**What to work on**
Reply solely with the number of lines, in the records underneath, that include the word "title".
----- Extracted data -----
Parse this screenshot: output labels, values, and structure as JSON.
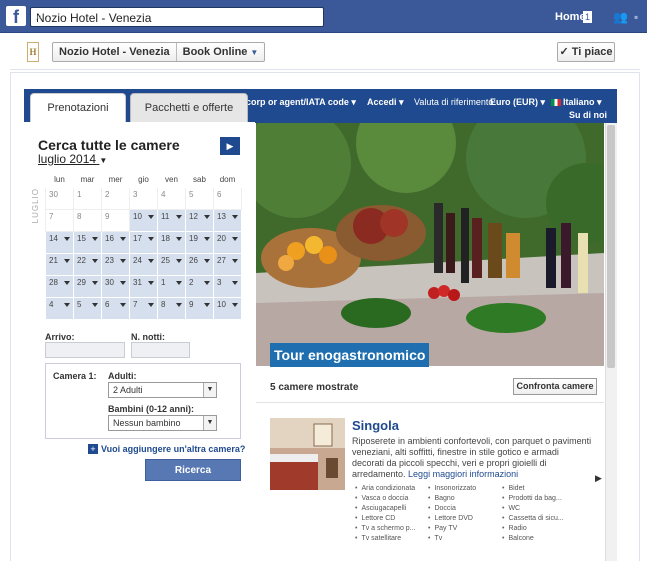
{
  "fb": {
    "search_value": "Nozio Hotel - Venezia",
    "home_label": "Home",
    "home_badge": "1"
  },
  "page_header": {
    "page_name": "Nozio Hotel - Venezia",
    "app_name": "Book Online",
    "like_label": "✓ Ti piace",
    "logo_text": "H"
  },
  "bluebar": {
    "corp": "corp or agent/IATA code ▾",
    "accedi": "Accedi ▾",
    "valuta_label": "Valuta di riferimento:",
    "valuta_value": "Euro (EUR) ▾",
    "lingua": "Italiano ▾",
    "su_di_noi": "Su di noi"
  },
  "tabs": [
    "Prenotazioni",
    "Pacchetti e offerte"
  ],
  "search": {
    "title": "Cerca tutte le camere",
    "month": "luglio 2014",
    "vertical_month": "LUGLIO",
    "weekdays": [
      "lun",
      "mar",
      "mer",
      "gio",
      "ven",
      "sab",
      "dom"
    ],
    "weeks": [
      [
        {
          "d": "30",
          "dim": true
        },
        {
          "d": "1",
          "dim": true
        },
        {
          "d": "2",
          "dim": true
        },
        {
          "d": "3",
          "dim": true
        },
        {
          "d": "4",
          "dim": true
        },
        {
          "d": "5",
          "dim": true
        },
        {
          "d": "6",
          "dim": true
        }
      ],
      [
        {
          "d": "7",
          "dim": true
        },
        {
          "d": "8",
          "dim": true
        },
        {
          "d": "9",
          "dim": true
        },
        {
          "d": "10"
        },
        {
          "d": "11"
        },
        {
          "d": "12"
        },
        {
          "d": "13"
        }
      ],
      [
        {
          "d": "14"
        },
        {
          "d": "15"
        },
        {
          "d": "16"
        },
        {
          "d": "17"
        },
        {
          "d": "18"
        },
        {
          "d": "19"
        },
        {
          "d": "20"
        }
      ],
      [
        {
          "d": "21"
        },
        {
          "d": "22"
        },
        {
          "d": "23"
        },
        {
          "d": "24"
        },
        {
          "d": "25"
        },
        {
          "d": "26"
        },
        {
          "d": "27"
        }
      ],
      [
        {
          "d": "28"
        },
        {
          "d": "29"
        },
        {
          "d": "30"
        },
        {
          "d": "31"
        },
        {
          "d": "1"
        },
        {
          "d": "2"
        },
        {
          "d": "3"
        }
      ],
      [
        {
          "d": "4"
        },
        {
          "d": "5"
        },
        {
          "d": "6"
        },
        {
          "d": "7"
        },
        {
          "d": "8"
        },
        {
          "d": "9"
        },
        {
          "d": "10"
        }
      ]
    ],
    "arrivo_label": "Arrivo:",
    "notti_label": "N. notti:",
    "camera_label": "Camera 1:",
    "adulti_label": "Adulti:",
    "adulti_value": "2 Adulti",
    "bambini_label": "Bambini (0-12 anni):",
    "bambini_value": "Nessun bambino",
    "add_room": "Vuoi aggiungere un'altra camera?",
    "search_button": "Ricerca"
  },
  "hero": {
    "caption": "Tour enogastronomico"
  },
  "results": {
    "count_text": "5 camere mostrate",
    "compare_button": "Confronta camere",
    "room": {
      "title": "Singola",
      "description": "Riposerete in ambienti confortevoli, con parquet o pavimenti veneziani, alti soffitti, finestre in stile gotico e armadi decorati da piccoli specchi, veri e propri gioielli di arredamento.",
      "more_link": "Leggi maggiori informazioni",
      "amenities_col1": [
        "Aria condizionata",
        "Vasca o doccia",
        "Asciugacapelli",
        "Lettore CD",
        "Tv a schermo p...",
        "Tv satellitare"
      ],
      "amenities_col2": [
        "Insonorizzato",
        "Bagno",
        "Doccia",
        "Lettore DVD",
        "Pay TV",
        "Tv"
      ],
      "amenities_col3": [
        "Bidet",
        "Prodotti da bag...",
        "WC",
        "Cassetta di sicu...",
        "Radio",
        "Balcone"
      ]
    }
  }
}
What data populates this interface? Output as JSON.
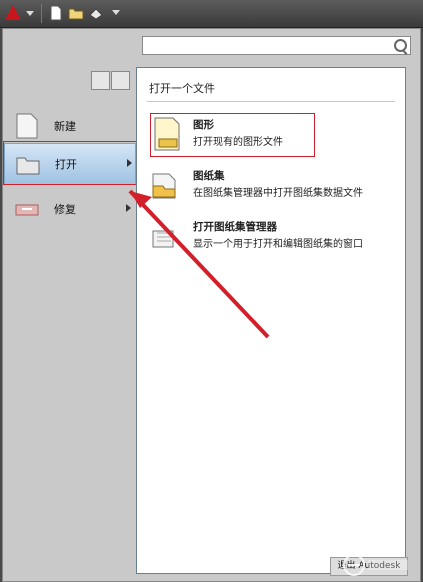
{
  "menu": {
    "left": [
      {
        "label": "新建"
      },
      {
        "label": "打开"
      },
      {
        "label": "修复"
      }
    ]
  },
  "panel": {
    "title": "打开一个文件",
    "entries": [
      {
        "title": "图形",
        "desc": "打开现有的图形文件"
      },
      {
        "title": "图纸集",
        "desc": "在图纸集管理器中打开图纸集数据文件"
      },
      {
        "title": "打开图纸集管理器",
        "desc": "显示一个用于打开和编辑图纸集的窗口"
      }
    ],
    "exit_button": "退出 Autodesk"
  },
  "icons": {
    "app": "autocad-logo-icon",
    "new": "new-document-icon",
    "open": "open-folder-icon",
    "repair": "repair-icon",
    "search": "search-icon"
  },
  "colors": {
    "highlight": "#d21f2a",
    "selected_bg": "#b7d2ec"
  }
}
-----
**Exercise answer**
6